I found myself listening to Collider more often than many of the other 2011-released albums – a testament to a positive mind set, perhaps, but most definitely an action correlated to the high quality of the songs. Everyone who loves music should hear this record.
2. Bon Iver – Bon Iver
Not one for a Toronto West-Queen-West indie-folk hipster aesthetic (although there certainly seem to be days), I fell in love with the lush sounds inherent in Bon Iver’s eponymous second release. It’s a sensual album containing songs titles of locations: Perth, Minnesota, Calgary to name but a few and the subject matter consists of self and the relationships one has with people and their surroundings.
Over ten musicians join front man Justin Vernon on Bon Iver, all of them playing multiple instruments, all of them adding their own colours to songs, truly a collaborative process. You can see this evident in the video attached below, a live recording by the band of the song Calgary on the Colbert Report earlier this year. Two drummers?! It’s not often you see that. A bass saxophone? One that is played entirely against expectations!
And that is the hallmark of Bon Iver. Yes, it’s a soft and affecting – often emotionally draining album, but it creates a sense of purpose for itself, one of beautifully painted landscapes that often veer into unexpected territories both sonically and emotionally.

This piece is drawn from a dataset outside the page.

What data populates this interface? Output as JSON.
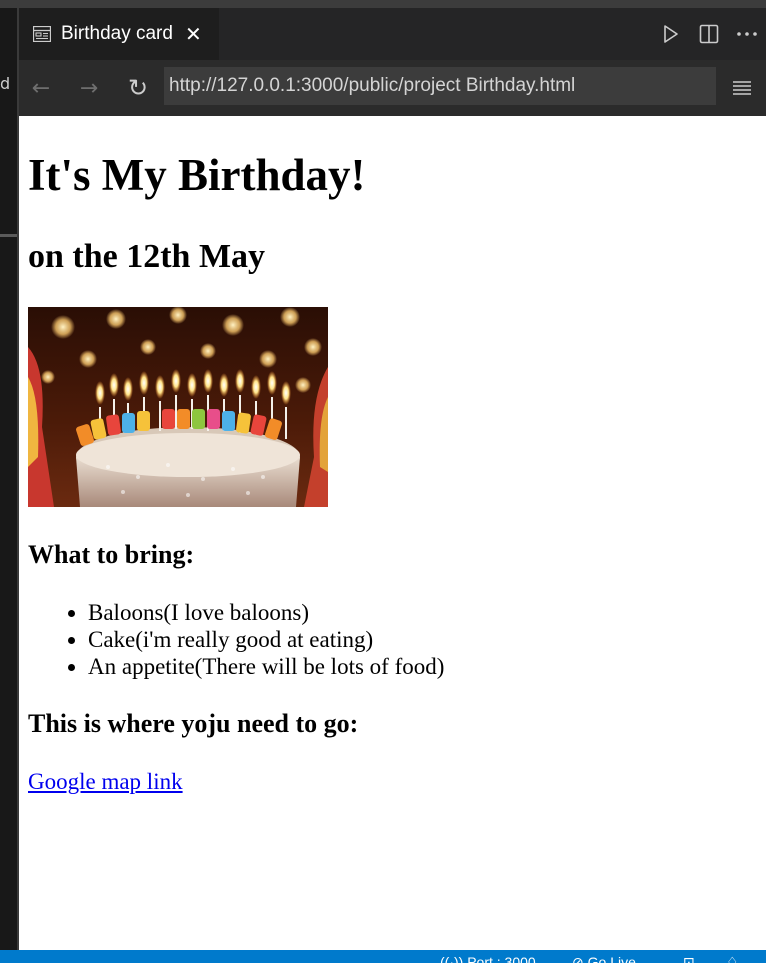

It probably was raining when I first heard Bon Iver, but it was a warm, welcome rain – the kind that brings spring with it. Simply a marvellously rich sounding album.
1. Iron & Wine – Kiss Each Other Clean
With Kiss Each Other Clean, the fourth studio offering from Sam Beam’s Iron & Wine, the musician was finally able to hit that genre-crossing sweet spot that invigorated more pop-rock, prog-rock and blues music lovers, opening their ears to Iron & Wine’s musical class for the first time. Yes, there was backlash as some older fans felt left behind but the truth is that Beam was pushing himself into new and creative musical directions but never straying too, too far from his southern U.S. sense of Americana. He is a product of South Carolina, after all.
Whether it’s the seven minute prog-ramble of Your Fake Name Is Good Enough For Me, a track that wouldn’t look out of place on an Eno-produced Paul Simon record, all plucky electric guitars, sizzling saxophone and warm horn section against a background of programmed loops, or the slow, deliberate poetry amidst a canvas of fuzz feedback, sweet keyboards and quietly wailing voices in Walking Far From Home, a folkish sense of Christianity is never far behind in Beam’s lyrics.
The man writes timeless stories here that harken both ‘O Brother Where Art Thou and Milton’s Paradise. “Saw a wet road form a circle and it came like a call from the Lord” sings Beam, a phrase that is at the heart of Kiss Each Other Clean – the discovery of a religion that espouses a clear sense of illumination.
The songs that comprise Kiss Each Other Clean are springtime lovely – fresh and supple, catchy, revitalizing and meaningful. They echo every decade of the past fifty years, from bluesy to soulful to folky to rocking, all graced with a twenty-first century production and direction aesthetic, a timeless record for today that is as much a history of music as it points to what music can still become.